**What is being asked**
Give the records again exactly. Pictures do not belong in the copy.

**Provided entries**
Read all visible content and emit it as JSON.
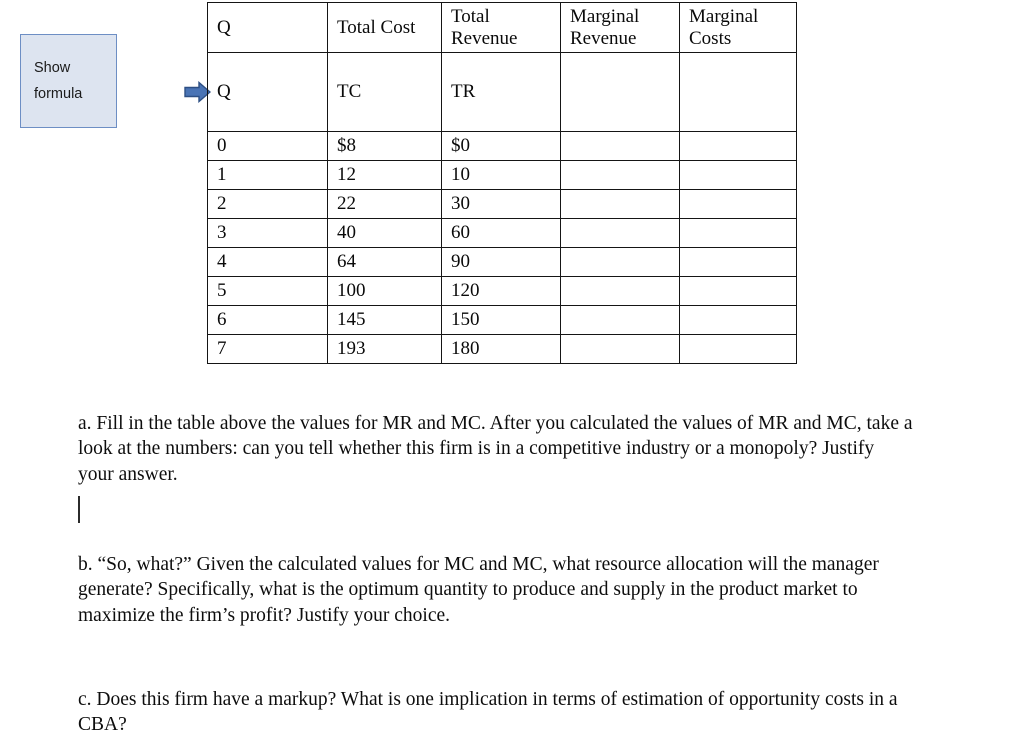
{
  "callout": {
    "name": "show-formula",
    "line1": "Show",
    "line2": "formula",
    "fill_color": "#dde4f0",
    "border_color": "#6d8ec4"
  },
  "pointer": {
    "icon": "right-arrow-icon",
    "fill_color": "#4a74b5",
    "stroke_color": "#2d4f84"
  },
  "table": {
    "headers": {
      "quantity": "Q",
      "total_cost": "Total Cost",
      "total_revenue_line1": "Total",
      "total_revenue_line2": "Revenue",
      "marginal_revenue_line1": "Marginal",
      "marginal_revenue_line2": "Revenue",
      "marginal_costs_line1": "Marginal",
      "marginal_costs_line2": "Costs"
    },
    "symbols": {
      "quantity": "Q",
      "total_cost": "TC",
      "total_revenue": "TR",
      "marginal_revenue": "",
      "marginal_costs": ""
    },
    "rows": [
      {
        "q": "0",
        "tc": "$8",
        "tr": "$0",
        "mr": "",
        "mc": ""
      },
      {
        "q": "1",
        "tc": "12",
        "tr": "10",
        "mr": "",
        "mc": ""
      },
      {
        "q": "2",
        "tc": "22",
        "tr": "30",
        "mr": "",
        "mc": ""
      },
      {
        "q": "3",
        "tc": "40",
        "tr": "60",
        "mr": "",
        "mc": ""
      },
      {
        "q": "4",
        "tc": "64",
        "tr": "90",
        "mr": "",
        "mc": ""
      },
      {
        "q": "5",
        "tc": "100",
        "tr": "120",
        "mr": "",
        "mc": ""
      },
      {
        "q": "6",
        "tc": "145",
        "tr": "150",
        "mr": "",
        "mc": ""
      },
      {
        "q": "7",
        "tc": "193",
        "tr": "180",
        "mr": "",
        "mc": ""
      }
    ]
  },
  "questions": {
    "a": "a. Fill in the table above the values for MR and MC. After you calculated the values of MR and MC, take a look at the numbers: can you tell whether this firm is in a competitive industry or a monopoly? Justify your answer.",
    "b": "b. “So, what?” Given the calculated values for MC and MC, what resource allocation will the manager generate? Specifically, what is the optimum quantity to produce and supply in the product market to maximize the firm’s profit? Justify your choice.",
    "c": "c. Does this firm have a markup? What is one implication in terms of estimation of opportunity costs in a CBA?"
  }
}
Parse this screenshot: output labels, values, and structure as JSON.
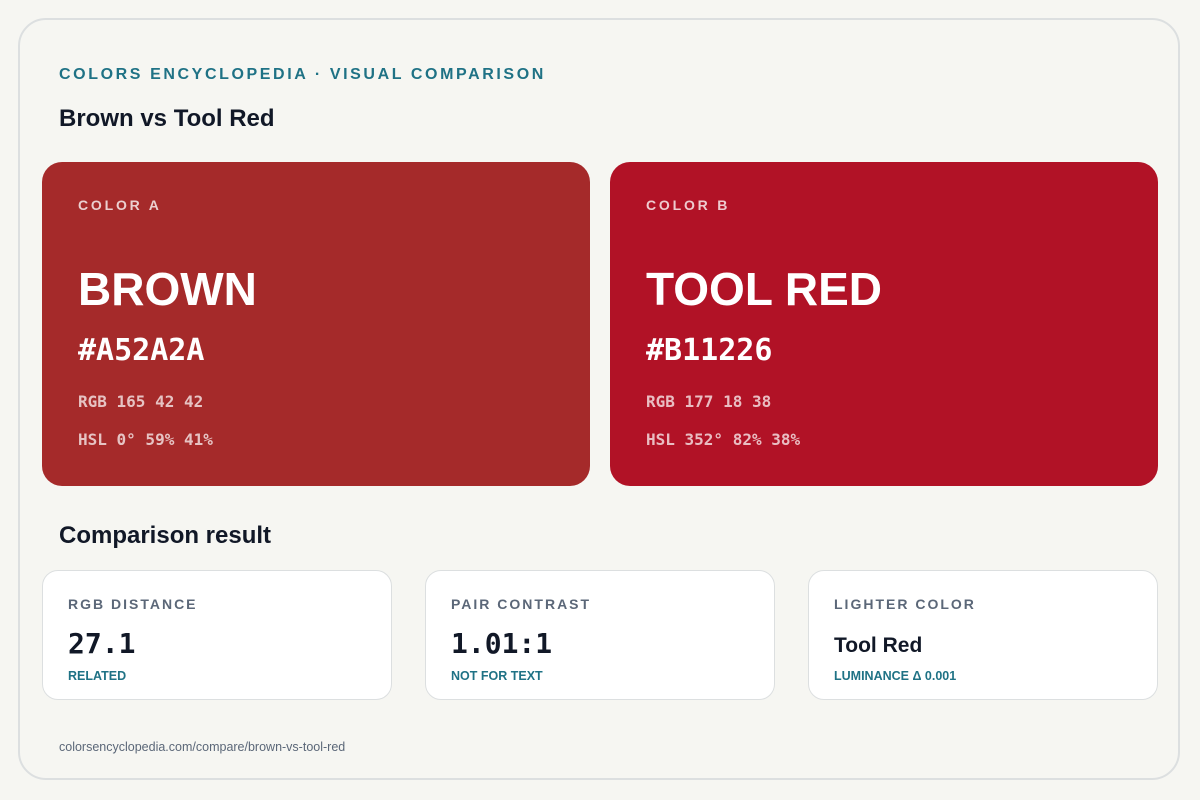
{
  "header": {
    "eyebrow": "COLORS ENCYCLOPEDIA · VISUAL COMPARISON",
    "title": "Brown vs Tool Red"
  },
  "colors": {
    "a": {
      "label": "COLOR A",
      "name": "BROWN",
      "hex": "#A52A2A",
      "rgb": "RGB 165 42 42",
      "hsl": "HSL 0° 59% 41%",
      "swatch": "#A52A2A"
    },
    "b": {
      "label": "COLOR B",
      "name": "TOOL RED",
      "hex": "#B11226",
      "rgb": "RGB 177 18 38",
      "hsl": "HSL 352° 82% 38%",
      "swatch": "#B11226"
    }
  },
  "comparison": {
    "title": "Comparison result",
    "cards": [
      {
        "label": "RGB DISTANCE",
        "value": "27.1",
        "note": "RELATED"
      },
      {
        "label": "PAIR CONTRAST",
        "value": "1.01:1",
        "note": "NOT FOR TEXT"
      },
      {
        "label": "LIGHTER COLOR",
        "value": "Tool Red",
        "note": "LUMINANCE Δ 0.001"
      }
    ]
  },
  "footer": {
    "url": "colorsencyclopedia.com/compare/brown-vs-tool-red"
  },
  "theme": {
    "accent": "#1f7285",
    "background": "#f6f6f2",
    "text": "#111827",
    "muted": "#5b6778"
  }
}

**Answer to the problem**
Read all visible content and emit it as JSON.
{
  "callout": {
    "name": "show-formula",
    "line1": "Show",
    "line2": "formula",
    "fill_color": "#dde4f0",
    "border_color": "#6d8ec4"
  },
  "pointer": {
    "icon": "right-arrow-icon",
    "fill_color": "#4a74b5",
    "stroke_color": "#2d4f84"
  },
  "table": {
    "headers": {
      "quantity": "Q",
      "total_cost": "Total Cost",
      "total_revenue_line1": "Total",
      "total_revenue_line2": "Revenue",
      "marginal_revenue_line1": "Marginal",
      "marginal_revenue_line2": "Revenue",
      "marginal_costs_line1": "Marginal",
      "marginal_costs_line2": "Costs"
    },
    "symbols": {
      "quantity": "Q",
      "total_cost": "TC",
      "total_revenue": "TR",
      "marginal_revenue": "",
      "marginal_costs": ""
    },
    "rows": [
      {
        "q": "0",
        "tc": "$8",
        "tr": "$0",
        "mr": "",
        "mc": ""
      },
      {
        "q": "1",
        "tc": "12",
        "tr": "10",
        "mr": "",
        "mc": ""
      },
      {
        "q": "2",
        "tc": "22",
        "tr": "30",
        "mr": "",
        "mc": ""
      },
      {
        "q": "3",
        "tc": "40",
        "tr": "60",
        "mr": "",
        "mc": ""
      },
      {
        "q": "4",
        "tc": "64",
        "tr": "90",
        "mr": "",
        "mc": ""
      },
      {
        "q": "5",
        "tc": "100",
        "tr": "120",
        "mr": "",
        "mc": ""
      },
      {
        "q": "6",
        "tc": "145",
        "tr": "150",
        "mr": "",
        "mc": ""
      },
      {
        "q": "7",
        "tc": "193",
        "tr": "180",
        "mr": "",
        "mc": ""
      }
    ]
  },
  "questions": {
    "a": "a. Fill in the table above the values for MR and MC. After you calculated the values of MR and MC, take a look at the numbers: can you tell whether this firm is in a competitive industry or a monopoly? Justify your answer.",
    "b": "b. “So, what?” Given the calculated values for MC and MC, what resource allocation will the manager generate? Specifically, what is the optimum quantity to produce and supply in the product market to maximize the firm’s profit? Justify your choice.",
    "c": "c. Does this firm have a markup? What is one implication in terms of estimation of opportunity costs in a CBA?"
  }
}
Parse this screenshot: output labels, values, and structure as JSON.
{
  "header": {
    "eyebrow": "COLORS ENCYCLOPEDIA · VISUAL COMPARISON",
    "title": "Brown vs Tool Red"
  },
  "colors": {
    "a": {
      "label": "COLOR A",
      "name": "BROWN",
      "hex": "#A52A2A",
      "rgb": "RGB 165 42 42",
      "hsl": "HSL 0° 59% 41%",
      "swatch": "#A52A2A"
    },
    "b": {
      "label": "COLOR B",
      "name": "TOOL RED",
      "hex": "#B11226",
      "rgb": "RGB 177 18 38",
      "hsl": "HSL 352° 82% 38%",
      "swatch": "#B11226"
    }
  },
  "comparison": {
    "title": "Comparison result",
    "cards": [
      {
        "label": "RGB DISTANCE",
        "value": "27.1",
        "note": "RELATED"
      },
      {
        "label": "PAIR CONTRAST",
        "value": "1.01:1",
        "note": "NOT FOR TEXT"
      },
      {
        "label": "LIGHTER COLOR",
        "value": "Tool Red",
        "note": "LUMINANCE Δ 0.001"
      }
    ]
  },
  "footer": {
    "url": "colorsencyclopedia.com/compare/brown-vs-tool-red"
  },
  "theme": {
    "accent": "#1f7285",
    "background": "#f6f6f2",
    "text": "#111827",
    "muted": "#5b6778"
  }
}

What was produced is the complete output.